▶ Data provided
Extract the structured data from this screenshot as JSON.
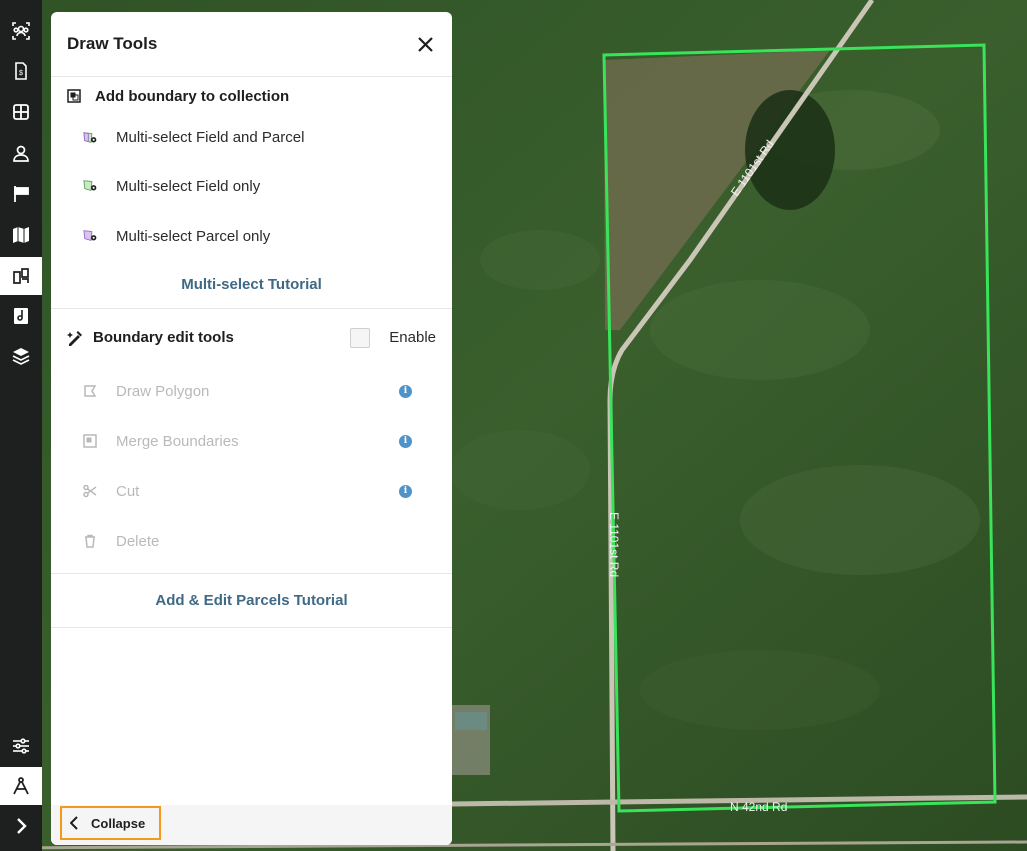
{
  "panel": {
    "title": "Draw Tools",
    "collection_section": {
      "heading": "Add boundary to collection",
      "items": [
        {
          "label": "Multi-select Field and Parcel"
        },
        {
          "label": "Multi-select Field only"
        },
        {
          "label": "Multi-select Parcel only"
        }
      ],
      "tutorial_link": "Multi-select Tutorial"
    },
    "boundary_section": {
      "heading": "Boundary edit tools",
      "enable_label": "Enable",
      "enabled": false,
      "items": [
        {
          "label": "Draw Polygon",
          "info": "i"
        },
        {
          "label": "Merge Boundaries",
          "info": "i"
        },
        {
          "label": "Cut",
          "info": "i"
        },
        {
          "label": "Delete"
        }
      ],
      "tutorial_link": "Add & Edit Parcels Tutorial"
    },
    "collapse_label": "Collapse"
  },
  "map": {
    "road_labels": [
      "E 1101st Rd",
      "E 1101st Rd",
      "N 42nd Rd"
    ],
    "boundary_color": "#39e35a"
  },
  "colors": {
    "rail_bg": "#1e1f1f",
    "link": "#3f6a85",
    "info": "#4f93c9",
    "highlight": "#f39a1c"
  }
}
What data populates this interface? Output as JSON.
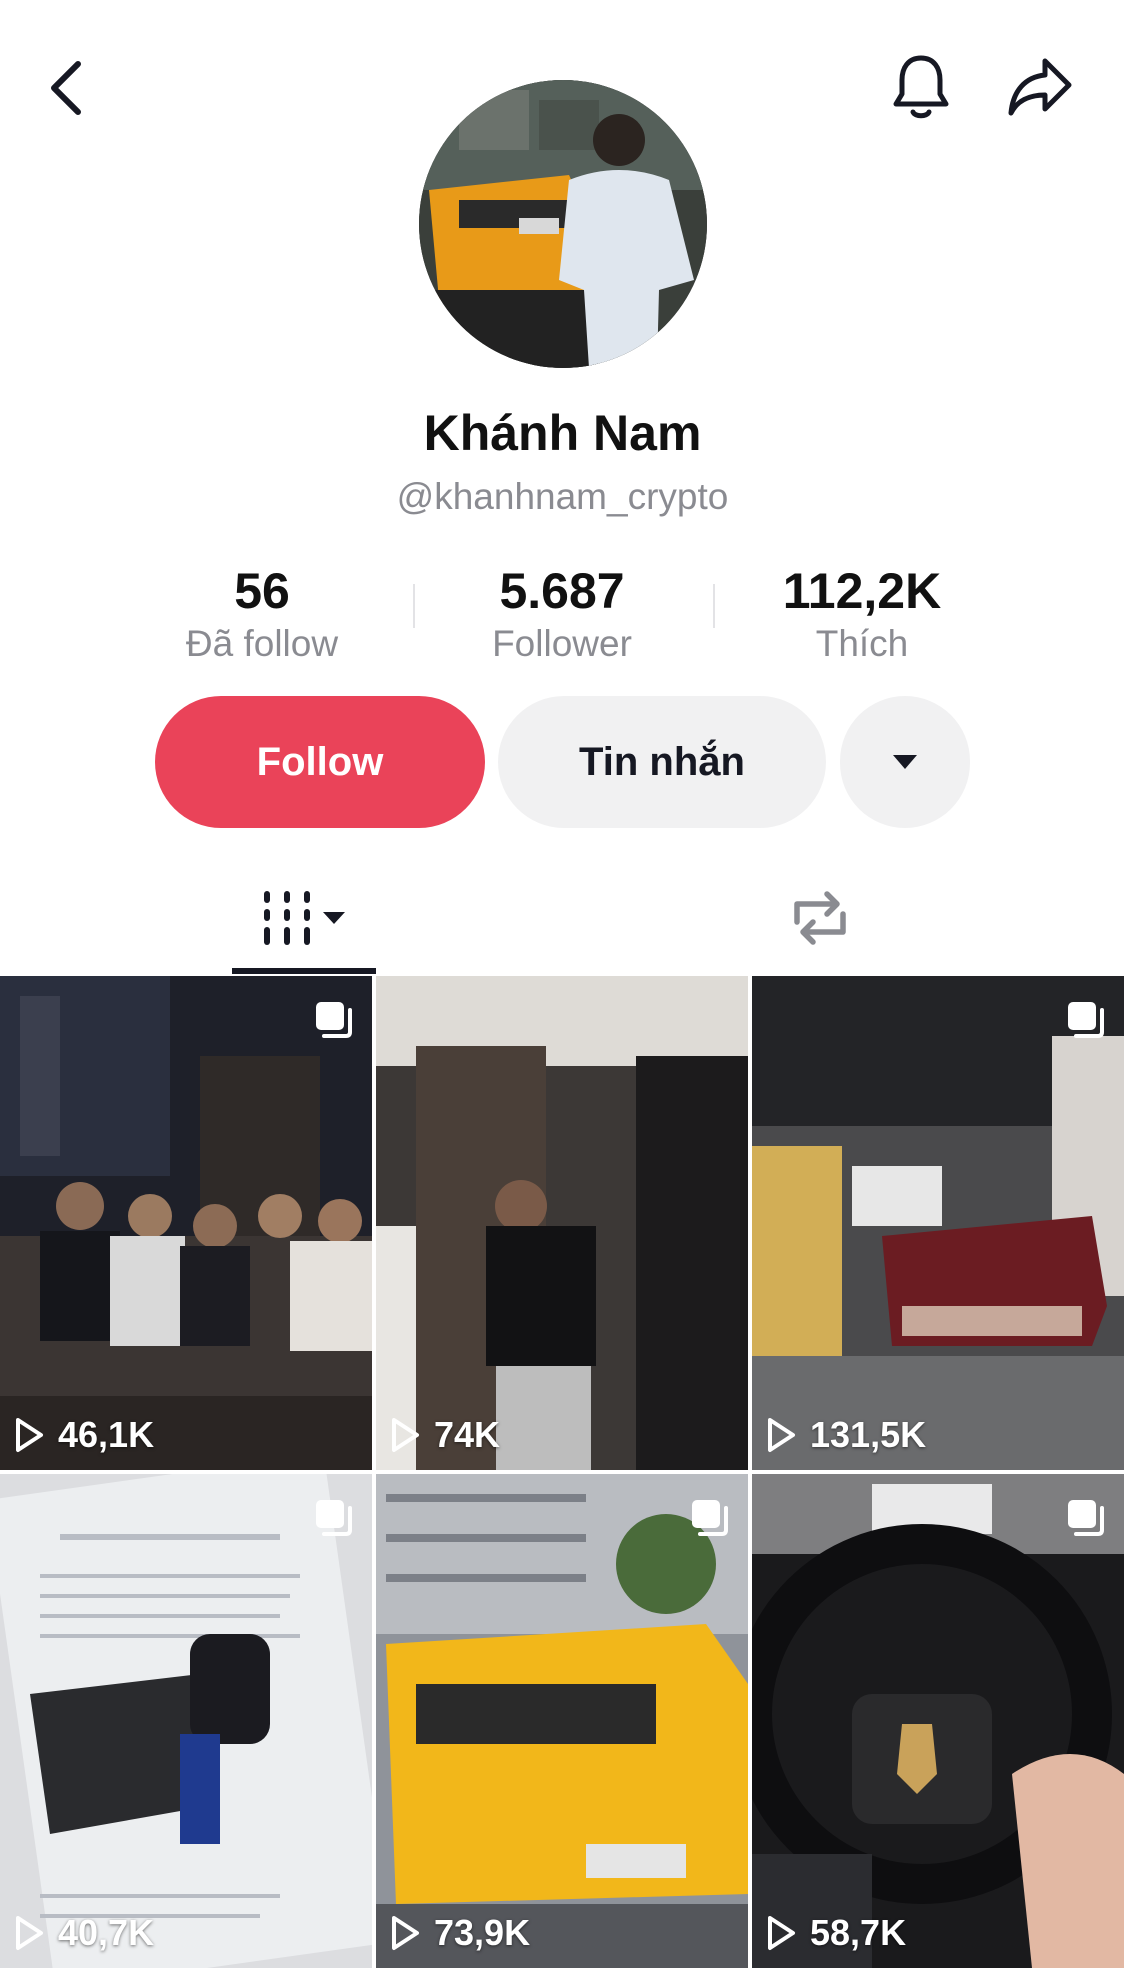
{
  "profile": {
    "display_name": "Khánh Nam",
    "username": "@khanhnam_crypto"
  },
  "stats": [
    {
      "value": "56",
      "label": "Đã follow"
    },
    {
      "value": "5.687",
      "label": "Follower"
    },
    {
      "value": "112,2K",
      "label": "Thích"
    }
  ],
  "actions": {
    "follow_label": "Follow",
    "message_label": "Tin nhắn"
  },
  "icons": {
    "back": "chevron-left-icon",
    "notifications": "bell-icon",
    "share": "share-arrow-icon",
    "more": "caret-down-icon",
    "videos_tab": "video-grid-icon",
    "reposts_tab": "repost-icon",
    "play": "play-icon",
    "multi_photo": "photo-stack-icon"
  },
  "colors": {
    "follow_button": "#ea4359",
    "secondary_button": "#f1f1f2",
    "muted_text": "#8a8b91"
  },
  "videos": [
    {
      "views": "46,1K"
    },
    {
      "views": "74K"
    },
    {
      "views": "131,5K"
    },
    {
      "views": "40,7K"
    },
    {
      "views": "73,9K"
    },
    {
      "views": "58,7K"
    }
  ]
}
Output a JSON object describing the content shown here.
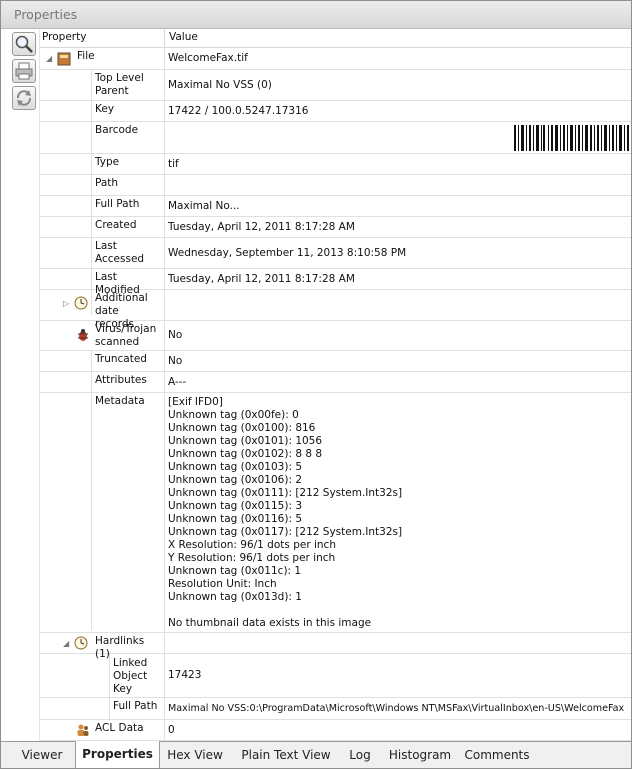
{
  "window": {
    "title": "Properties"
  },
  "toolbar": [
    {
      "name": "zoom-tool",
      "icon": "magnifier-icon"
    },
    {
      "name": "print-tool",
      "icon": "printer-icon"
    },
    {
      "name": "refresh-tool",
      "icon": "refresh-icon"
    }
  ],
  "columns": {
    "property": "Property",
    "value": "Value"
  },
  "rows": {
    "file": {
      "label": "File",
      "value": "WelcomeFax.tif",
      "icon": "file-icon"
    },
    "top_level_parent": {
      "label": "Top Level Parent",
      "value": "Maximal No VSS (0)"
    },
    "key": {
      "label": "Key",
      "value": "17422 / 100.0.5247.17316"
    },
    "barcode": {
      "label": "Barcode",
      "value": ""
    },
    "type": {
      "label": "Type",
      "value": "tif"
    },
    "path": {
      "label": "Path",
      "value": ""
    },
    "full_path": {
      "label": "Full Path",
      "value": "Maximal No..."
    },
    "created": {
      "label": "Created",
      "value": "Tuesday, April 12, 2011 8:17:28 AM"
    },
    "last_accessed": {
      "label": "Last Accessed",
      "value": "Wednesday, September 11, 2013 8:10:58 PM"
    },
    "last_modified": {
      "label": "Last Modified",
      "value": "Tuesday, April 12, 2011 8:17:28 AM"
    },
    "additional_dates": {
      "label": "Additional date records",
      "value": "",
      "icon": "clock-icon"
    },
    "virus_scanned": {
      "label": "Virus/Trojan scanned",
      "value": "No",
      "icon": "bug-icon"
    },
    "truncated": {
      "label": "Truncated",
      "value": "No"
    },
    "attributes": {
      "label": "Attributes",
      "value": "A---"
    },
    "metadata": {
      "label": "Metadata",
      "lines": [
        "[Exif IFD0]",
        "Unknown tag (0x00fe): 0",
        "Unknown tag (0x0100): 816",
        "Unknown tag (0x0101): 1056",
        "Unknown tag (0x0102): 8 8 8",
        "Unknown tag (0x0103): 5",
        "Unknown tag (0x0106): 2",
        "Unknown tag (0x0111): [212 System.Int32s]",
        "Unknown tag (0x0115): 3",
        "Unknown tag (0x0116): 5",
        "Unknown tag (0x0117): [212 System.Int32s]",
        "X Resolution: 96/1 dots per inch",
        "Y Resolution: 96/1 dots per inch",
        "Unknown tag (0x011c): 1",
        "Resolution Unit: Inch",
        "Unknown tag (0x013d): 1",
        "",
        "No thumbnail data exists in this image"
      ]
    },
    "hardlinks": {
      "label": "Hardlinks (1)",
      "value": "",
      "icon": "clock-icon"
    },
    "linked_object_key": {
      "label": "Linked Object Key",
      "value": "17423"
    },
    "hardlink_full_path": {
      "label": "Full Path",
      "value": "Maximal No VSS:0:\\ProgramData\\Microsoft\\Windows NT\\MSFax\\VirtualInbox\\en-US\\WelcomeFax"
    },
    "acl_data": {
      "label": "ACL Data",
      "value": "0",
      "icon": "users-icon"
    }
  },
  "tabs": [
    {
      "label": "Viewer",
      "active": false
    },
    {
      "label": "Properties",
      "active": true
    },
    {
      "label": "Hex View",
      "active": false
    },
    {
      "label": "Plain Text View",
      "active": false
    },
    {
      "label": "Log",
      "active": false
    },
    {
      "label": "Histogram",
      "active": false
    },
    {
      "label": "Comments",
      "active": false
    }
  ]
}
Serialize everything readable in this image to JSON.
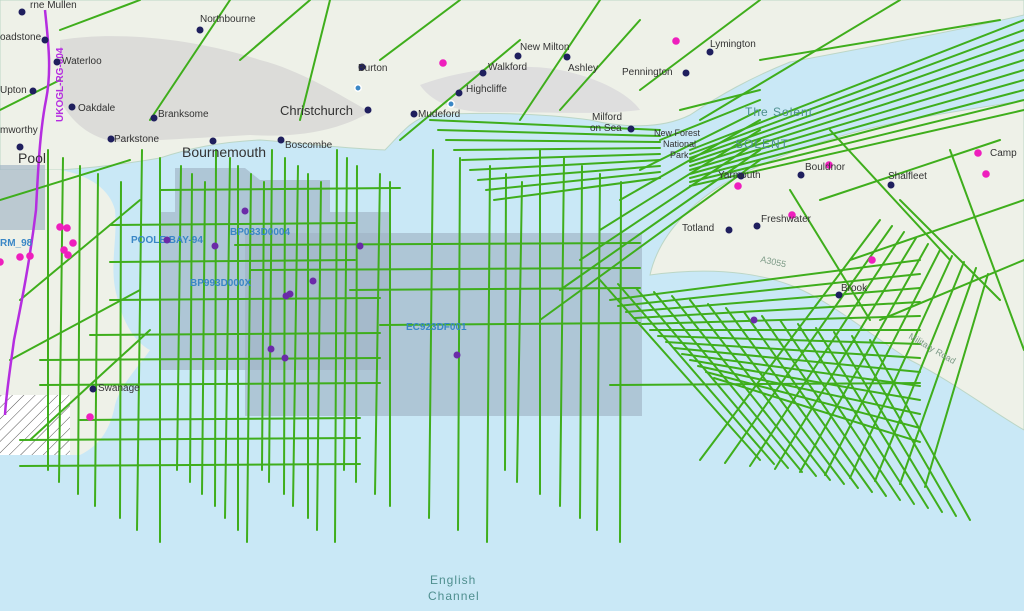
{
  "colors": {
    "water": "#c9e8f6",
    "land": "#eef1e8",
    "urban": "#d9d9d6",
    "survey_line": "#3fae1c",
    "licence_block": "#9fb3c4",
    "point_purple": "#6b2aa8",
    "point_magenta": "#ee1fbd",
    "town_dot": "#1f1f5e",
    "pipeline": "#b52de0",
    "block_label": "#3a87c6",
    "water_label": "#4f8f8f"
  },
  "places": [
    {
      "id": "rne-mullen",
      "name": "rne Mullen"
    },
    {
      "id": "broadstone",
      "name": "oadstone"
    },
    {
      "id": "northbourne",
      "name": "Northbourne"
    },
    {
      "id": "waterloo",
      "name": "Waterloo"
    },
    {
      "id": "upton",
      "name": "Upton"
    },
    {
      "id": "oakdale",
      "name": "Oakdale"
    },
    {
      "id": "branksome",
      "name": "Branksome"
    },
    {
      "id": "parkstone",
      "name": "Parkstone"
    },
    {
      "id": "hamworthy",
      "name": "mworthy"
    },
    {
      "id": "poole",
      "name": "Pool"
    },
    {
      "id": "bournemouth",
      "name": "Bournemouth"
    },
    {
      "id": "boscombe",
      "name": "Boscombe"
    },
    {
      "id": "christchurch",
      "name": "Christchurch"
    },
    {
      "id": "burton",
      "name": "Burton"
    },
    {
      "id": "mudeford",
      "name": "Mudeford"
    },
    {
      "id": "highcliffe",
      "name": "Highcliffe"
    },
    {
      "id": "walkford",
      "name": "Walkford"
    },
    {
      "id": "new-milton",
      "name": "New Milton"
    },
    {
      "id": "ashley",
      "name": "Ashley"
    },
    {
      "id": "pennington",
      "name": "Pennington"
    },
    {
      "id": "lymington",
      "name": "Lymington"
    },
    {
      "id": "milford",
      "name": "Milford"
    },
    {
      "id": "on-sea",
      "name": "on Sea"
    },
    {
      "id": "new-forest-np",
      "name": "New Forest"
    },
    {
      "id": "national",
      "name": "National"
    },
    {
      "id": "park",
      "name": "Park"
    },
    {
      "id": "yarmouth",
      "name": "Yarmouth"
    },
    {
      "id": "bouldnor",
      "name": "Bouldnor"
    },
    {
      "id": "shalfleet",
      "name": "Shalfleet"
    },
    {
      "id": "camp",
      "name": "Camp"
    },
    {
      "id": "freshwater",
      "name": "Freshwater"
    },
    {
      "id": "totland",
      "name": "Totland"
    },
    {
      "id": "brook",
      "name": "Brook"
    },
    {
      "id": "swanage",
      "name": "Swanage"
    }
  ],
  "water_labels": {
    "the_solent_a": "The Solent",
    "the_solent_b": "SOLENT",
    "english": "English",
    "channel": "Channel"
  },
  "block_labels": [
    {
      "id": "bp033d0004",
      "text": "BP033D0004"
    },
    {
      "id": "poole-bay-94",
      "text": "POOLE BAY-94"
    },
    {
      "id": "bp993d000x",
      "text": "BP993D000X"
    },
    {
      "id": "ec923df001",
      "text": "EC923DF001"
    },
    {
      "id": "rm-left",
      "text": "RM_98"
    }
  ],
  "road_labels": {
    "a3055": "A3055",
    "military_road": "Military Road"
  },
  "pipeline_label": "UKOGL-RG-004"
}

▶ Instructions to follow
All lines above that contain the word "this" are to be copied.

▶ Output
Extract the structured data from this screenshot as JSON.
What data populates this interface? Output as JSON.
        "No thumbnail data exists in this image"
Serialize everything readable in this image to JSON.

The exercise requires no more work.